Better materials for storage and information technology: Physicists at the Martin Luther University Halle-Wittenberg (MLU) and the Max Planck Institute of Microstructure Physics (MPI) have developed a new and simpler method for the production of ultra-thin layers of yttrium iron garnet. For the first time the special magnetic properties of this material can thus be utilized in thin films for spintronics. In the future, the size of new electronic components which can be used for information processing can be reduced. The results were recently published in the journal "Scientific Reports" of the Nature Publishing Group.

So far, the layers of yttrium iron garnet (YIG) only a few nanometers thick were prepared at very high temperatures. But the quality was worse than in thicker layers. Within the Collaborative Research Centre (SFB) 762 "Functionality of Oxide Interfaces" the Halle scientists now have successfully produced YIG layers at room temperature and at the same time improved the magnetic properties of the thin layers. Magnetic materials are used today in information and storage technology to develop ever smaller and faster memory, but also to replace the classic transistor in the future.

07/03/2016: Physicists of Leipzig University develop composite materials for the memory cells of the future

Physicists at the University of Leipzig have developed new, so-called multiferroic composite materials that may be used in data storage cells in the future. Currently an intensive search for such materials is going on world-wide, which allow controlling the magnetic action with an electric signal or vice versa. This could lead to the production of previously unknown and pioneering electronic components such as "magneto-electric" sensors or data storage. The findings have been published in the prestigious journal "Advanced Materials Interfaces".

The experimental physicists Prof. Dr. Michael Lorenz and Prof. Dr. Marius Grundmann of the Institute of Experimental Physics II use a novel concept: Extremely thin layers of a multiferroic and a ferroelectric material are alternately stacked. Both materials are oxides, and the periodical layer stack structure is called a superlattice.

Prof. Grundmann explains: "Our superlattices confirm the conceptual idea of the Collaborative Research Centre (SFB) 762, in which this work is funded, namely that oxide materials with interfaces have new and improved properties. Our work makes magnetic materials compatible with microelectronics."

In the coming months Lorenz and Grundmann want to explore the physical coupling effect between magnetic and electric fields even further, so that soon first "magneto-electric" storage demonstrators can be presented.

23/02/2016: Recent publication – Vortices of light drive electrons

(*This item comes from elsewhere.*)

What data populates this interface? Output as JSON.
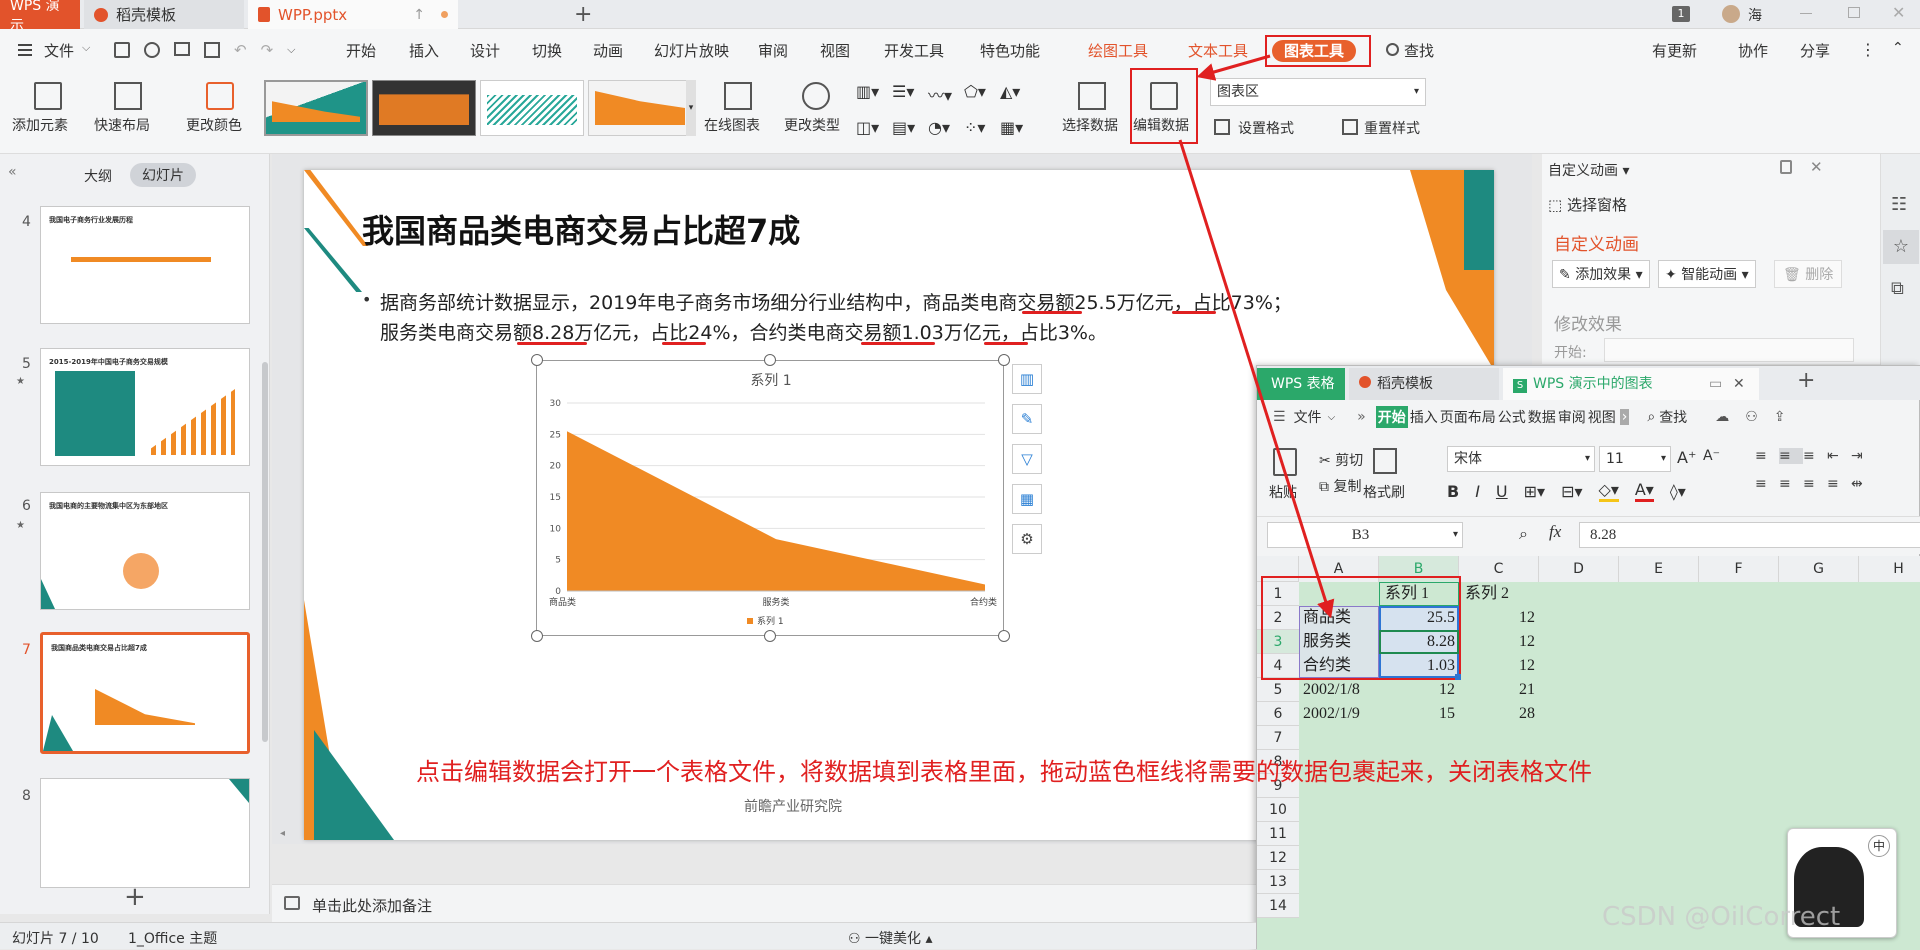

Scientists at the Martin Luther University Halle-Wittenberg (MLU) have designed a new method to drive electric charge with light. So-called optical vortices, consisting of light rays, are thereby acting like a water wheel and transport electric charge from a reservoir into the desired electrical conduction bands. The results have just been published in "Scientific Reports" of Nature Publishing Group.

Optical vortices are considered one of the most interesting new developments in optics and are potentially relevant for many applications, e.g. data transmission in communication technology.